The River Quaggy
One of London's greatest assets is its parks and green spaces. One of the saddest, and perhaps most surprising, things about the rivers in those parks is the way that so many of them have been lost to the public - channelised, culverted or fenced off.
QWAG think that channelised rivers in parks are ugly, dead and dangerous. Furthermore, by rushing water downstream they often contribute to flooding in built-up areas. Vertical sides and a concrete bottom make it easier for children to fall in and hurt themselves, and the vertical sides can then make a quick rescue more difficult. Because of these dangers, concrete channels are often fenced off in public parks. Space is lost from the park, and additional costs are incurred maintaining the fences.
QWAG believes that rivers in public spaces should be attractive assets that everyone can enjoy, and we are campaigning for the restoration of the River Quaggy in all the public parks it flows through, so that it becomes an attractive, natural living feature and an educational resource.
The Quaggy in parks
Chinbrook Meadows (north), before 2002
Looking south, before river restoration in 2002. The Green Chain Walk runs along the left side of the left-hand hedge!
The oversized straight concrete channel is dangerous and therefore fenced off. It is ugly and therefore covered with a hedge which costs money to maintain. The result is lost space, lost amenity and loss in maintenance costs.

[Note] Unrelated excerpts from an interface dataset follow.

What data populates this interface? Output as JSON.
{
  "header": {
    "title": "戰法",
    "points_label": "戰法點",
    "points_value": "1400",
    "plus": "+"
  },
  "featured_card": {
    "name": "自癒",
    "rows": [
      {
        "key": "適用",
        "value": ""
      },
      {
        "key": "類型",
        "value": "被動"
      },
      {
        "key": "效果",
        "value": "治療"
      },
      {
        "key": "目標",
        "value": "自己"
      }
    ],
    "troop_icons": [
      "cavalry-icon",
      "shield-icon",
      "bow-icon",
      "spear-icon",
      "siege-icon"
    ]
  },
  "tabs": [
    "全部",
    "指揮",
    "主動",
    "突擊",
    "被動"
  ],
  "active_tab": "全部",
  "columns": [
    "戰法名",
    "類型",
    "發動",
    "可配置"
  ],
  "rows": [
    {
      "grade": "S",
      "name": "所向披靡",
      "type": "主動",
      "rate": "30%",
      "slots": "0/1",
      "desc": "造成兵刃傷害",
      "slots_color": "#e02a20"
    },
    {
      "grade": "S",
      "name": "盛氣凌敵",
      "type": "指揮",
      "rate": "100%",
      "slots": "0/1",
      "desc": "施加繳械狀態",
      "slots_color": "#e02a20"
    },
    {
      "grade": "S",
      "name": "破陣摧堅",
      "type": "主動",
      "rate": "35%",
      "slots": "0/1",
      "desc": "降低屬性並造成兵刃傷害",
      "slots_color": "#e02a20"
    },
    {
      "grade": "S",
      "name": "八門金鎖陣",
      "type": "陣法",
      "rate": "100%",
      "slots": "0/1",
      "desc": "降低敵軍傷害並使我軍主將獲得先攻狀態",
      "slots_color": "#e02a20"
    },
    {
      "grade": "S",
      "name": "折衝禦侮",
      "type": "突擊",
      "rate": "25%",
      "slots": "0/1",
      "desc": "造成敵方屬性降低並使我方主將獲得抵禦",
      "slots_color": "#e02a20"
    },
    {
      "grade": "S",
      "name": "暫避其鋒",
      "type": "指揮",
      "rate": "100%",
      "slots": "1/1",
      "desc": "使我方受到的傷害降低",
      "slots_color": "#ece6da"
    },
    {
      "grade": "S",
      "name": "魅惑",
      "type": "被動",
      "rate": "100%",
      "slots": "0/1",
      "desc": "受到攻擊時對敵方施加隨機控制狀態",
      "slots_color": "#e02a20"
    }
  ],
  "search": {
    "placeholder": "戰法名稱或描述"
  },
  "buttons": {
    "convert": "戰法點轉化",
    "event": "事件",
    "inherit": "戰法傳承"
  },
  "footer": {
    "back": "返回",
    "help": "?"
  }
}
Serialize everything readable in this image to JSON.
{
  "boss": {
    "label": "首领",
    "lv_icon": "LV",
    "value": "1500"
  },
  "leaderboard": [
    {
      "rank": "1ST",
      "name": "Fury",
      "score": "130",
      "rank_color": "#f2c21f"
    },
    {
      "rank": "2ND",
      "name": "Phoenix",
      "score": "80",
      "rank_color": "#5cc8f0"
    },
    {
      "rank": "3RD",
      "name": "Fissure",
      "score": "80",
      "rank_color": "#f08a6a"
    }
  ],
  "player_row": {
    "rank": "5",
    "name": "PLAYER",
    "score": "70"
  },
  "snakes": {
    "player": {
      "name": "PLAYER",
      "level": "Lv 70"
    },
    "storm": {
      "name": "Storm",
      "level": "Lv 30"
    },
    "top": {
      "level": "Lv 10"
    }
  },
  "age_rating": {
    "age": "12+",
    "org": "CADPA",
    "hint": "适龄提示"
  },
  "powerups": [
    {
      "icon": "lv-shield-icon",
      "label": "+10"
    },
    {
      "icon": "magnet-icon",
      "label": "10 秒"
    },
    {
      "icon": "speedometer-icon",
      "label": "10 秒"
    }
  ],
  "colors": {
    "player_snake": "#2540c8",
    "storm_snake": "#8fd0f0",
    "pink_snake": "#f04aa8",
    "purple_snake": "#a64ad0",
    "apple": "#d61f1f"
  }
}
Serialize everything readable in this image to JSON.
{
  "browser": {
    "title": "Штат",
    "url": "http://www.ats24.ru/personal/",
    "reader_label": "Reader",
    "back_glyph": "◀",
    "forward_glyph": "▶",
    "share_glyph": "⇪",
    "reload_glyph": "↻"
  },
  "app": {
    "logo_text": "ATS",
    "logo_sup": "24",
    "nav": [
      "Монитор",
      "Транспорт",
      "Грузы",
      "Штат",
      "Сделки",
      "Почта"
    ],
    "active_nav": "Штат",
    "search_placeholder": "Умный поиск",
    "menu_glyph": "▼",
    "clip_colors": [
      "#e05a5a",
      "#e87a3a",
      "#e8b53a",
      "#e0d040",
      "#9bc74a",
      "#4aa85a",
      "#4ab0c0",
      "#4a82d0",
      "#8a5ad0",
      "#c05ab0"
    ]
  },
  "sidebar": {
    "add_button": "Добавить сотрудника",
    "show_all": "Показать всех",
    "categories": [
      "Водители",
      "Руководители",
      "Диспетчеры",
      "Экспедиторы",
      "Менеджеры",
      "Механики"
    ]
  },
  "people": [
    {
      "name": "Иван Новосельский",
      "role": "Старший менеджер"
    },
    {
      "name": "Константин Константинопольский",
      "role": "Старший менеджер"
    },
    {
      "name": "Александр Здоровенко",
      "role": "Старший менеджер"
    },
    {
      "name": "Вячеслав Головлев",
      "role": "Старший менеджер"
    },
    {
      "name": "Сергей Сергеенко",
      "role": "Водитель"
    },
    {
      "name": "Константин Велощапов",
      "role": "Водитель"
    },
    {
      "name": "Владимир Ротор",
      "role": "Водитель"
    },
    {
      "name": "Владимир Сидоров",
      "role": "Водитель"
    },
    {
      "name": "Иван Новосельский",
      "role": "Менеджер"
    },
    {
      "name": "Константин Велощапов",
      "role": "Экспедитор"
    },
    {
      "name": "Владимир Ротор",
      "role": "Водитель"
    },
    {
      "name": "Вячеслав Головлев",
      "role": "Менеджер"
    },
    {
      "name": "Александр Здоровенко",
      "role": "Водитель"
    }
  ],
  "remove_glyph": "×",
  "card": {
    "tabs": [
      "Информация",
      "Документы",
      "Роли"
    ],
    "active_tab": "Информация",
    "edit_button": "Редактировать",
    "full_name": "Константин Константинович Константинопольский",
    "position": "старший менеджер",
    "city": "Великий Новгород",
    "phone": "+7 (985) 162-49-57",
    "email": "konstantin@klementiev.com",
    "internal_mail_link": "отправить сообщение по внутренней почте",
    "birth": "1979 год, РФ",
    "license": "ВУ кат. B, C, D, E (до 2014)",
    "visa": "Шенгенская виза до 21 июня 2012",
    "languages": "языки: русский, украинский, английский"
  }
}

Chinbrook Meadows (north), June 2003
The same view looking south, after river restoration in 2002!
The river is now a part of the park and has become a new reason for both children and adults to visit Chinbrook Meadows. This restoration was the first of QWAG's "Operation Kingfisher" projects to restore the Quaggy back to life.
Here the river is open, and free to meander naturally across the park. It has been integrated into the park as an attractive feature which people of all ages can enjoy. It has added immeasurably to the value of the park. An outdoor classroom with boardwalk over the river has made it into an educational resource. Benches and riverside paths have made the river and its wildlife something that adults of all ages can enjoy. And open, safe access has made the Quaggy a place of excitement, adventure and play for children.
The railings follow the line of the river. The Quaggy is not visible because it has been fenced off from the public. This can be more dangerous because children who do get to the river cannot be seen. Manor Park is a very small park, of which one third is "lost" behind these railings. It is likely to be closed to the public in 2005 while contractors working on the flood alleviation scheme store material here. QWAG has campaigned for and is hopeful that the river will be restored and integrated into the park, as part of that scheme.
Sutcliffe Park before 2004
One solution to the dangers, lost space and maintenance cost of a channelised river is to bury it completely! Now no-one need know it is there. QWAG has persuaded the National Rivers Authority (now the Environment Agency) to restore the Quaggy in this park as part of their flood alleviation scheme. A survey of local people found 78% supported QWAG's ideas for restoring the river and creating nature study and wetland features in this park.
Sutcliffe Park in 2004
This park has recently (2003/4) been transformed by the Environment Agency, in line with suggestions originally put forward by QWAG. The transformation was part of a flood alleviation scheme for the area. The river, released from an underground concrete culvert, now winds its way across the park; at the same time, the level of the ground has been lowered for storing water at times of heavy rain. Flooding should be a rare event. At all other times the park will function as an attractive, interesting and varied recreational amenity with walkways, play and picnic areas and a range of wildlife habitats.
Manor House Gardens
The Quaggy in Manor House Gardens is more natural than it is in many of the parks it flows through, but it is still not integrated into the park. (Ironically a large artificial pond is maintained at some cost to give people access to a water feature.) A dense line of trees reduces the amount of light that can get to the river which is fenced off and inaccessible. QWAG hopes to work with the Park User Group to find a way to make the river a part of the park - removing some of the trees to give more light for maginal plants and regrading some of the banks to make the river more accessible.